Geopolitical risks and events have increased over the last two decades. Post World War II saw the globe caught in a bipolar state between two superpowers, with opposite philosophies, who were trying to impose their wills on the world. The United States of America (USA) and the Union of Soviet Socialist Republics (USSR) dominated the global scene during what was known as the cold war era. Since the collapse of the USSR, China has stepped onto the global stage again, with a clear ambition to be a greater part of the global balance of power. Like the USSR, China has different philosophies to the USA and has many, and different, allies, including India and Russia. Post the global pandemic, countries are realigning their allegiances, and they are very different and much more fragmented than before. The world is now moving to a multi-polar state where decision-making and influence is much more diverse and complicated. Leadership is no longer vested in one or two global superpowers, but rather in several regional and other political alliances and economic blocs.
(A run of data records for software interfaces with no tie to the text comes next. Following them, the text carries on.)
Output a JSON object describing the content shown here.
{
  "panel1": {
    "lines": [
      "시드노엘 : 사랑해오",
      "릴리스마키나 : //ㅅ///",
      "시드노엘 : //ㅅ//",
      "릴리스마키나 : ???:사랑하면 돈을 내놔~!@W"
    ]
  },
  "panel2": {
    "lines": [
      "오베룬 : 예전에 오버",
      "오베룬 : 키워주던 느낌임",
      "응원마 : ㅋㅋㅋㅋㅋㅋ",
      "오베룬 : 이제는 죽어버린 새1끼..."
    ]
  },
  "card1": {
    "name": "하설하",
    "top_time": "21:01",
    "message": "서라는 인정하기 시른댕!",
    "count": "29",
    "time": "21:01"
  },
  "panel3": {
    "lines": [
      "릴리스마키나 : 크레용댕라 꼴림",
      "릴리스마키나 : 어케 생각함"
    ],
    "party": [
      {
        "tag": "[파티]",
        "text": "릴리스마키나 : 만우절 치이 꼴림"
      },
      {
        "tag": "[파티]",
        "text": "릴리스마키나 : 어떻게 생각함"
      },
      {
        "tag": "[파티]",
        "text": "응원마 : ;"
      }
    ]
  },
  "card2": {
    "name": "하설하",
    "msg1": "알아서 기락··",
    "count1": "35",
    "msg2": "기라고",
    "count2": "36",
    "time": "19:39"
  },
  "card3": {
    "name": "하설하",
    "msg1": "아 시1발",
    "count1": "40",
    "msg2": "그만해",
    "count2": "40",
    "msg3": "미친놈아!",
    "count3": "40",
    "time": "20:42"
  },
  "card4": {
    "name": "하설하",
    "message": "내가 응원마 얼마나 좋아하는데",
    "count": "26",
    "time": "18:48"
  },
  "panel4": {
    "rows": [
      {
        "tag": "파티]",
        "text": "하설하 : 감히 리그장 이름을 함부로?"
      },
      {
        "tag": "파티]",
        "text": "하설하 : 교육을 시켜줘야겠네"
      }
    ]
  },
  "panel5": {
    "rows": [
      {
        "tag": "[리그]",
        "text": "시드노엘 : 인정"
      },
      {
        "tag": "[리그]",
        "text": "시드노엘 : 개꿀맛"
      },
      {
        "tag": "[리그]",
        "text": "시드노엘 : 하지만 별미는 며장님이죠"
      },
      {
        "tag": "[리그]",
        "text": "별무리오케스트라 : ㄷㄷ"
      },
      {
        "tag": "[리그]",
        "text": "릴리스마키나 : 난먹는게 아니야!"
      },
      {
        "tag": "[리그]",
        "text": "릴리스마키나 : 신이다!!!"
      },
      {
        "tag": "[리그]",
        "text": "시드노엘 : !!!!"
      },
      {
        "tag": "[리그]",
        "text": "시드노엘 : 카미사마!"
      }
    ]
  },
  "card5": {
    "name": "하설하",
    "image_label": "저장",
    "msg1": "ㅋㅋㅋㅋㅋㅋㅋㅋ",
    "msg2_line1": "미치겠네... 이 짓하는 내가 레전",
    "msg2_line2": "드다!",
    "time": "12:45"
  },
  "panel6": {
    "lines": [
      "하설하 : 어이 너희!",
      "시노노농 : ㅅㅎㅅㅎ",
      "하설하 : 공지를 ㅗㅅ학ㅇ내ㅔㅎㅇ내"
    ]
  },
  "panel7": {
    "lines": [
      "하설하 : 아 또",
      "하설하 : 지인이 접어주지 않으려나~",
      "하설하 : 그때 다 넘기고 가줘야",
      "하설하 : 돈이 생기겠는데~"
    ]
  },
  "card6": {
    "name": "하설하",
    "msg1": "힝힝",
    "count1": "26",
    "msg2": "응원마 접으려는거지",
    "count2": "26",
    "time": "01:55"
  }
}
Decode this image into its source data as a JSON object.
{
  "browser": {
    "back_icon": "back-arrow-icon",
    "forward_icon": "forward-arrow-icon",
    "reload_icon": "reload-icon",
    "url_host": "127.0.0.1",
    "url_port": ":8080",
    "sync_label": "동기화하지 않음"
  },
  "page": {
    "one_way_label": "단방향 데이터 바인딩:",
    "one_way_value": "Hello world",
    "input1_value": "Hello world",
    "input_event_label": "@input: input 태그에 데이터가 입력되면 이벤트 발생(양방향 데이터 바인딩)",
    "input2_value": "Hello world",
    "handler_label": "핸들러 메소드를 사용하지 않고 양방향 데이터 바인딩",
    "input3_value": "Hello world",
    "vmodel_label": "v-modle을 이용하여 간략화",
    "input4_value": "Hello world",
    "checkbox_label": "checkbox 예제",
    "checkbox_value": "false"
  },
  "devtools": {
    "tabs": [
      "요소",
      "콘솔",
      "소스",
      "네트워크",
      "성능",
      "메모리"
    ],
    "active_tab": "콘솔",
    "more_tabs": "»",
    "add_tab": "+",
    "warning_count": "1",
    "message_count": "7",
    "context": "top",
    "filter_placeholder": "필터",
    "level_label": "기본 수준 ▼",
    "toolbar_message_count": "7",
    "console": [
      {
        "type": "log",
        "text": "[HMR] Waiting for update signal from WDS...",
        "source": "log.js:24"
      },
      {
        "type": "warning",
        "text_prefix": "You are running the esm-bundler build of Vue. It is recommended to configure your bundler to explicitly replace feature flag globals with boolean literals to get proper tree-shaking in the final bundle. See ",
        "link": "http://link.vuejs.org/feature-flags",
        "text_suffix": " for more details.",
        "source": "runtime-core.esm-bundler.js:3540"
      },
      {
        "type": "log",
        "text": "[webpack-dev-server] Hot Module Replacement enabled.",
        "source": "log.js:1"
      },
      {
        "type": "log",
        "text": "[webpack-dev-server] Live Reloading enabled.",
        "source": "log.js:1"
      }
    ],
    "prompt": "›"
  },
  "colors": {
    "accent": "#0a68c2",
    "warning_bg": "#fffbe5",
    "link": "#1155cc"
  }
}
The global power-puzzle is being reorganised and rebuilt as we speak.

The problem with this decentralisation of power is that it increases the complexity of diplomacy and instances of regional conflict as it complicates mediation. Each one of these conflicts attracts the focus and attention of the entire globe as all new-formed alliances are somehow involved, connected or affected. The financial market only has one way of dealing with geopolitical uncertainty. It increases the overall risk premium. This means that anybody making an investment, requires a higher rate of return due to the increased uncertainty of the future. This escalation in risk premia equates to lower asset values in the present, and that is exactly what we are experiencing now. The financial markets are weighing up the future with higher interest rates and increased geopolitical uncertainty against a world looking for a new global political equilibrium. We can thus expect volatility to remain with us as we approach 2024, which will be a major election year, globally.

At Citadel the first pillar of the Citadel investment philosophy is that the future is uncertain and will surprise. This ensures that we analyse several future scenarios and construct investment solutions that can withstand surprises, change, overvaluation and volatility. The philosophy has served us well in 2023 as the year has indeed surprised! Our defensive stance during this very uncertain year is preparing us for the tipping of the scales that seems bound to happen in 2024.


We would like to take the opportunity to introduce you to the Citadel Asset Management team.

Enjoy this last edition of Citation for the year!